- [Supplied entries]:
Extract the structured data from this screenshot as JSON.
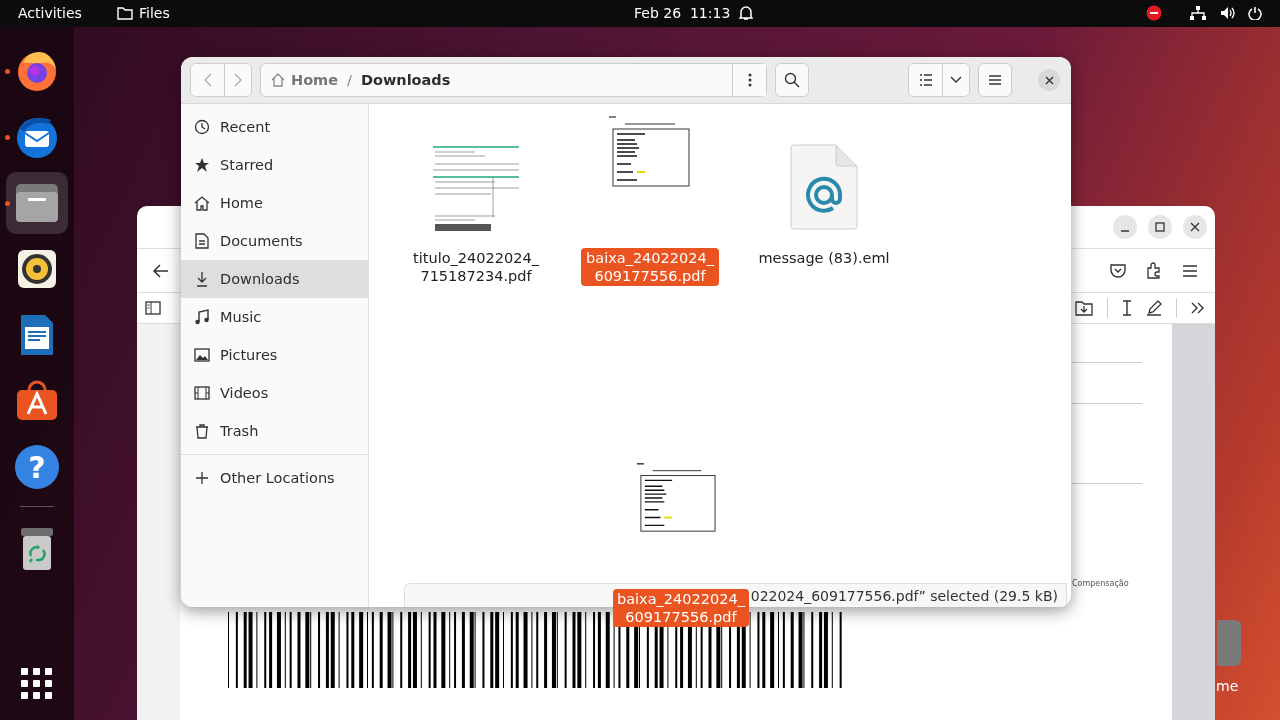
{
  "top_bar": {
    "activities": "Activities",
    "app_name": "Files",
    "datetime": "Feb 26  11:13"
  },
  "dock": [
    {
      "kind": "firefox",
      "running": true,
      "selected": false
    },
    {
      "kind": "thunderbird",
      "running": true,
      "selected": false
    },
    {
      "kind": "files",
      "running": true,
      "selected": true
    },
    {
      "kind": "rhythmbox",
      "running": false,
      "selected": false
    },
    {
      "kind": "writer",
      "running": false,
      "selected": false
    },
    {
      "kind": "appcenter",
      "running": false,
      "selected": false
    },
    {
      "kind": "help",
      "running": false,
      "selected": false,
      "glyph": "?"
    },
    {
      "kind": "trash",
      "running": false,
      "selected": false
    },
    {
      "kind": "apps",
      "running": false,
      "selected": false
    }
  ],
  "desktop_icon": {
    "label": "me"
  },
  "browser_window": {
    "footer_label": "Compensação"
  },
  "files_window": {
    "path_separator": "/",
    "breadcrumb": [
      {
        "label": "Home",
        "selected": false
      },
      {
        "label": "Downloads",
        "selected": true
      }
    ],
    "sidebar": [
      {
        "kind": "recent",
        "label": "Recent",
        "selected": false
      },
      {
        "kind": "starred",
        "label": "Starred",
        "selected": false
      },
      {
        "kind": "home",
        "label": "Home",
        "selected": false
      },
      {
        "kind": "documents",
        "label": "Documents",
        "selected": false
      },
      {
        "kind": "downloads",
        "label": "Downloads",
        "selected": true
      },
      {
        "kind": "music",
        "label": "Music",
        "selected": false
      },
      {
        "kind": "pictures",
        "label": "Pictures",
        "selected": false
      },
      {
        "kind": "videos",
        "label": "Videos",
        "selected": false
      },
      {
        "kind": "trash",
        "label": "Trash",
        "selected": false
      },
      {
        "kind": "other",
        "label": "Other Locations",
        "selected": false
      }
    ],
    "files": [
      {
        "kind": "pdf-slip",
        "name_lines": [
          "titulo_24022024_",
          "715187234.pdf"
        ],
        "selected": false
      },
      {
        "kind": "pdf-form",
        "name_lines": [
          "baixa_24022024_",
          "609177556.pdf"
        ],
        "selected": true
      },
      {
        "kind": "email",
        "name_lines": [
          "message (83).eml"
        ],
        "selected": false
      }
    ],
    "status": "022024_609177556.pdf” selected (29.5 kB)"
  },
  "drag_item": {
    "name_lines": [
      "baixa_24022024_",
      "609177556.pdf"
    ]
  }
}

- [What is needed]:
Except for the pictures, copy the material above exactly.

- [Task response]:
Extract the structured data from this screenshot as JSON.
{
  "top_bar": {
    "activities": "Activities",
    "app_name": "Files",
    "datetime": "Feb 26  11:13"
  },
  "dock": [
    {
      "kind": "firefox",
      "running": true,
      "selected": false
    },
    {
      "kind": "thunderbird",
      "running": true,
      "selected": false
    },
    {
      "kind": "files",
      "running": true,
      "selected": true
    },
    {
      "kind": "rhythmbox",
      "running": false,
      "selected": false
    },
    {
      "kind": "writer",
      "running": false,
      "selected": false
    },
    {
      "kind": "appcenter",
      "running": false,
      "selected": false
    },
    {
      "kind": "help",
      "running": false,
      "selected": false,
      "glyph": "?"
    },
    {
      "kind": "trash",
      "running": false,
      "selected": false
    },
    {
      "kind": "apps",
      "running": false,
      "selected": false
    }
  ],
  "desktop_icon": {
    "label": "me"
  },
  "browser_window": {
    "footer_label": "Compensação"
  },
  "files_window": {
    "path_separator": "/",
    "breadcrumb": [
      {
        "label": "Home",
        "selected": false
      },
      {
        "label": "Downloads",
        "selected": true
      }
    ],
    "sidebar": [
      {
        "kind": "recent",
        "label": "Recent",
        "selected": false
      },
      {
        "kind": "starred",
        "label": "Starred",
        "selected": false
      },
      {
        "kind": "home",
        "label": "Home",
        "selected": false
      },
      {
        "kind": "documents",
        "label": "Documents",
        "selected": false
      },
      {
        "kind": "downloads",
        "label": "Downloads",
        "selected": true
      },
      {
        "kind": "music",
        "label": "Music",
        "selected": false
      },
      {
        "kind": "pictures",
        "label": "Pictures",
        "selected": false
      },
      {
        "kind": "videos",
        "label": "Videos",
        "selected": false
      },
      {
        "kind": "trash",
        "label": "Trash",
        "selected": false
      },
      {
        "kind": "other",
        "label": "Other Locations",
        "selected": false
      }
    ],
    "files": [
      {
        "kind": "pdf-slip",
        "name_lines": [
          "titulo_24022024_",
          "715187234.pdf"
        ],
        "selected": false
      },
      {
        "kind": "pdf-form",
        "name_lines": [
          "baixa_24022024_",
          "609177556.pdf"
        ],
        "selected": true
      },
      {
        "kind": "email",
        "name_lines": [
          "message (83).eml"
        ],
        "selected": false
      }
    ],
    "status": "022024_609177556.pdf” selected (29.5 kB)"
  },
  "drag_item": {
    "name_lines": [
      "baixa_24022024_",
      "609177556.pdf"
    ]
  }
}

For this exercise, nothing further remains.